By now, the Department of Homeland Security knows exactly what to expect. Every time its Bureau of Customs and Border Protection (CBP) introduces new security regulations or procedures that call for examining shipments at U.S. borders, the shipping community reacts with howls of protest. The rules are burdensome, the complaints go, and they'll choke off the flow of commerce. In the interests of keeping the peace, the CBP is forming a committee of shipping industry experts to advise it on border policies that affect commercial operations.
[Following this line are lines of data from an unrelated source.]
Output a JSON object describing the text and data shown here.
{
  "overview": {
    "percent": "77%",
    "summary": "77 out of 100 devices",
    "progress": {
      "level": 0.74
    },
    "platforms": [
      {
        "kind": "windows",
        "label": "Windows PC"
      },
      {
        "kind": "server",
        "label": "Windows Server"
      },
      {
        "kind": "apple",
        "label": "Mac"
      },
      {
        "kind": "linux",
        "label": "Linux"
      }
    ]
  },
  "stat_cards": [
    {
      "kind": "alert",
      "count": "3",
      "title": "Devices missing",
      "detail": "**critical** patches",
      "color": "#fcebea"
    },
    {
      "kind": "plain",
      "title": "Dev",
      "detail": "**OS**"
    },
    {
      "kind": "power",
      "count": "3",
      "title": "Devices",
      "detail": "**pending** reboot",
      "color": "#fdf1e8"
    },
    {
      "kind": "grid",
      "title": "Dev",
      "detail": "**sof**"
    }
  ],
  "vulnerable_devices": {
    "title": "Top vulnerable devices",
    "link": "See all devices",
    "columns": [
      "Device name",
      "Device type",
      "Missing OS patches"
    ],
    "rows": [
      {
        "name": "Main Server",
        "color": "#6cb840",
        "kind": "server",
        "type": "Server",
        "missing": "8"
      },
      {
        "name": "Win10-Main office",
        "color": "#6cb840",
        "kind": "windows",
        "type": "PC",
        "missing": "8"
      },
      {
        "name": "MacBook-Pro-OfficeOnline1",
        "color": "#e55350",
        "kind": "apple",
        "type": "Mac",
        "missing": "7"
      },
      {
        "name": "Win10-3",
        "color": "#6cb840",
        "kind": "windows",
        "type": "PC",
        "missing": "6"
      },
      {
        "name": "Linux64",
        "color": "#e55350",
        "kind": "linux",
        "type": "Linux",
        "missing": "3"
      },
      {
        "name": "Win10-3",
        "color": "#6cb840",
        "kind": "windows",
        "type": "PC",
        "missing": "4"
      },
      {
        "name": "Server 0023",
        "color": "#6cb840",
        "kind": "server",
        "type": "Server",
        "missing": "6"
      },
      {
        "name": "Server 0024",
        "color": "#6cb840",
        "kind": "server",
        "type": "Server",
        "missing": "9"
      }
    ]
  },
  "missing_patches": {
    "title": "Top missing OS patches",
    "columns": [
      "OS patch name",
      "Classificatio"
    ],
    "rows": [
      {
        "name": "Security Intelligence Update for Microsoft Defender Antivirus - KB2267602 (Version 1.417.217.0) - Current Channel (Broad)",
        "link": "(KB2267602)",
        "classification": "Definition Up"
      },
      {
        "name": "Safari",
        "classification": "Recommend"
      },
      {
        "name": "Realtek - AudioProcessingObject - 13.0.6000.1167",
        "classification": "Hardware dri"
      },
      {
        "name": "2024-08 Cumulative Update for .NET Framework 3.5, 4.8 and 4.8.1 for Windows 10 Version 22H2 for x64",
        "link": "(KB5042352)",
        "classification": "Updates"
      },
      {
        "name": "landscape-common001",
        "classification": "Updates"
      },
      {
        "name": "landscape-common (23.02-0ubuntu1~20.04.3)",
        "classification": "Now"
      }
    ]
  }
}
In other border-crossing news, beginning this month trucks crossing into the United States from Canada and Mexico must file electronic manifests with the CBP. The cargo manifests must be delivered to the CBP at least an hour before the truck arrives at the border. (For trucking companies that participate in the Free and Secure Trade—or FAST—program, the deadline is 30 minutes before the truck reaches the border.) Once CBP agents receive the electronic manifests, they can check them against shipping data collected on the companies over the past several decades, law enforcement databases and terrorist watch lists.